Being an older sibling when you're a toddler is truly one of the most powerful, adventurous and most challenging pursuits any four year can be expected to take on. As any parent can attest, when there's more than just one child in the Brady Bunch, things can get pretty hectic, largely because it's basically a never-ending playdate.
Perhaps that would explain why new research from the University of Michigan and published in the April edition of the Pediatrics clinical research journal shows children who have a younger sibling by the time they are in the first grade are more likely to not be obese than children who don't.
"Children who did not experience the birth of a sibling by the time they were in first grade had 2.94 greater odds of obesity at first grade compared with children who experienced the birth of a sibling when they were between 36 to 54 months old," the study's authors noted. "A birth of a sibling when the child is 24 to 54 months old is associated with a healthier BMIz trajectory."
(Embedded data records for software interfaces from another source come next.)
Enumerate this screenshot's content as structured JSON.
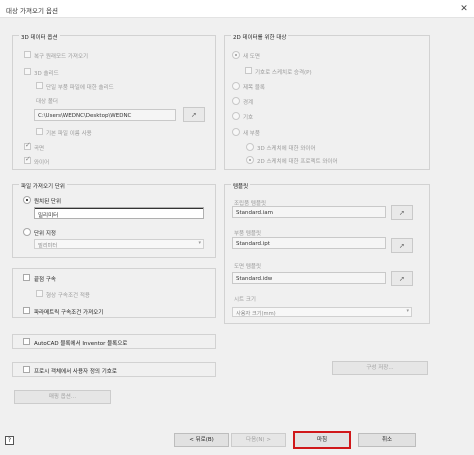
{
  "window": {
    "title": "대상 가져오기 옵션",
    "close_glyph": "✕"
  },
  "import_3d": {
    "title": "3D 데이터 옵션",
    "restore_original": "복구 원래모드 가져오기",
    "solids": "3D 솔리드",
    "single_part": "단일 부품 파일에 대한 솔리드",
    "target_folder_label": "대상 폴더",
    "target_folder_value": "C:\\Users\\WEDNC\\Desktop\\WEDNC",
    "use_default_name": "기본 파일 이름 사용",
    "surfaces": "곡면",
    "wires": "와이어"
  },
  "target_2d": {
    "title": "2D 데이터를 위한 대상",
    "new_drawing": "새 도면",
    "put_in_sketch": "기호로 스케치로 승격(P)",
    "title_block": "제목 블록",
    "border": "경계",
    "symbol": "기호",
    "new_part": "새 부품",
    "sketch_3d": "3D 스케치에 대한 와이어",
    "sketch_2d": "2D 스케치에 대한 프로젝트 와이어"
  },
  "units": {
    "title": "파일 가져오기 단위",
    "from_source": "원치된 단위",
    "from_source_value": "밀리미터",
    "specify": "단위 지정",
    "specify_value": "밀리미터"
  },
  "templates": {
    "title": "템플릿",
    "assembly_label": "조립품 템플릿",
    "assembly_value": "Standard.iam",
    "part_label": "부품 템플릿",
    "part_value": "Standard.ipt",
    "drawing_label": "도면 템플릿",
    "drawing_value": "Standard.idw",
    "sheet_size_label": "시트 크기",
    "sheet_size_value": "사용자 크기(mm)"
  },
  "options": {
    "constrain": "끝점 구속",
    "apply_constraints": "형상 구속조건 적용",
    "parametric": "파라메트릭 구속조건 가져오기",
    "autocad_blocks": "AutoCAD 블록에서 Inventor 블록으로",
    "promote_symbols": "프로시 객체에서 사용자 정의 기호로",
    "mapping_button": "매핑 옵션...",
    "config_button": "구성 저장..."
  },
  "footer": {
    "help_glyph": "?",
    "back": "< 뒤로(B)",
    "next": "다음(N) >",
    "finish": "마침",
    "cancel": "취소"
  },
  "colors": {
    "primary_border": "#d0181a",
    "dialog_bg": "#f0f0f0"
  }
}
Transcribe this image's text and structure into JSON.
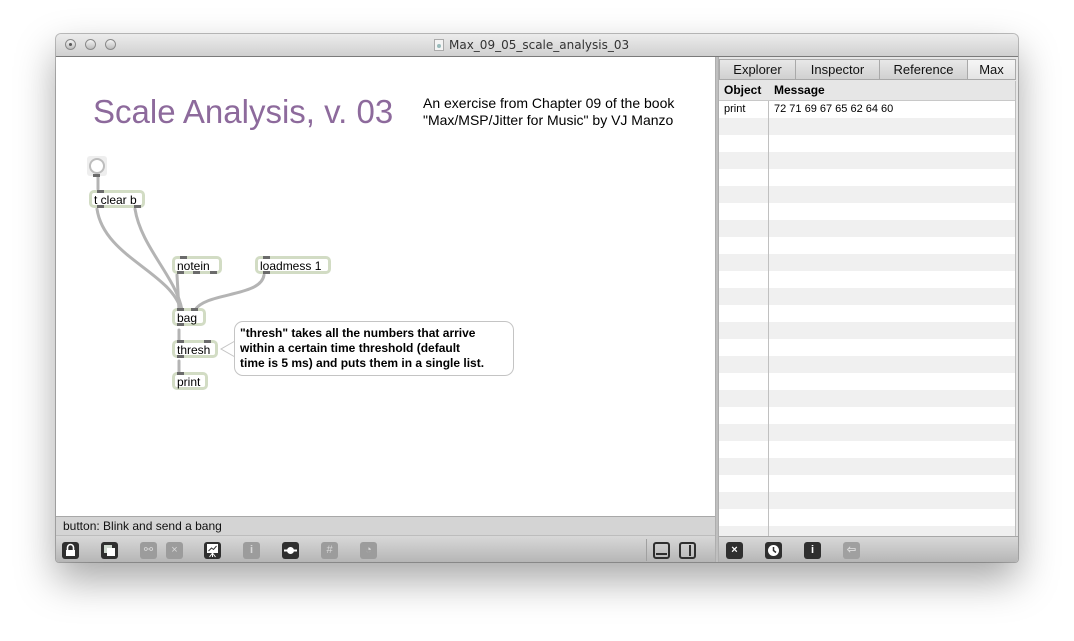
{
  "window": {
    "title": "Max_09_05_scale_analysis_03"
  },
  "patcher": {
    "title": "Scale Analysis, v. 03",
    "subtitle_lines": [
      "An exercise from Chapter 09 of the book",
      "\"Max/MSP/Jitter for Music\" by VJ Manzo"
    ],
    "objects": {
      "trigger": "t clear b",
      "notein": "notein",
      "loadmess": "loadmess 1",
      "bag": "bag",
      "thresh": "thresh",
      "print": "print"
    },
    "comment_lines": [
      "\"thresh\" takes all the numbers that arrive",
      "within a certain time threshold (default",
      "time is 5 ms) and puts them in a single list."
    ],
    "title_color": "#8d6a9c",
    "object_border_color": "#d2dcc4"
  },
  "status_bar": {
    "text": "button: Blink and send a bang"
  },
  "toolbar": {
    "buttons": [
      {
        "name": "lock-icon",
        "glyph": "🔒",
        "enabled": true
      },
      {
        "name": "presentation-icon",
        "glyph": "◧",
        "enabled": true
      },
      {
        "name": "binoculars-icon",
        "glyph": "⚯",
        "enabled": false
      },
      {
        "name": "clear-icon",
        "glyph": "×",
        "enabled": false
      },
      {
        "name": "easel-icon",
        "glyph": "⟋",
        "enabled": true
      },
      {
        "name": "info-icon",
        "glyph": "i",
        "enabled": false
      },
      {
        "name": "patch-cord-icon",
        "glyph": "●",
        "enabled": true
      },
      {
        "name": "grid-icon",
        "glyph": "#",
        "enabled": false
      },
      {
        "name": "dsp-icon",
        "glyph": "◔",
        "enabled": false
      }
    ],
    "right_buttons": [
      {
        "name": "bottom-panel-icon"
      },
      {
        "name": "side-panel-icon"
      }
    ]
  },
  "sidebar": {
    "tabs": [
      {
        "label": "Explorer",
        "active": false
      },
      {
        "label": "Inspector",
        "active": false
      },
      {
        "label": "Reference",
        "active": false
      },
      {
        "label": "Max",
        "active": true
      }
    ],
    "console": {
      "columns": [
        "Object",
        "Message"
      ],
      "rows": [
        {
          "object": "print",
          "message": "72 71 69 67 65 62 64 60"
        }
      ]
    },
    "toolbar": [
      {
        "name": "clear-console-icon",
        "glyph": "×",
        "enabled": true
      },
      {
        "name": "timestamp-icon",
        "glyph": "◷",
        "enabled": true
      },
      {
        "name": "info-icon",
        "glyph": "i",
        "enabled": true
      },
      {
        "name": "back-arrow-icon",
        "glyph": "⇦",
        "enabled": false
      }
    ]
  }
}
Why? Study authors Rana H. Mosli, Niko Kaciroti, Robert F. Corwyn, Robert H. Bradley and Julie C. Lumeng offer some theories as to why older siblings tend to have lower BMIs than their single-child counterparts, according to Cosmopolitan. For one, it could mean children with siblings tend to spend more time playing and running around. Parents might also place a much more stringent pressure on an only child while they eat, when compared to having multiple children at the dinner table.
As exciting as this might be for older siblings, take it with a grain of salt: other studies show the elder children are the ones more likely to be heavier as adults, at least for women. So there's that to look forward to.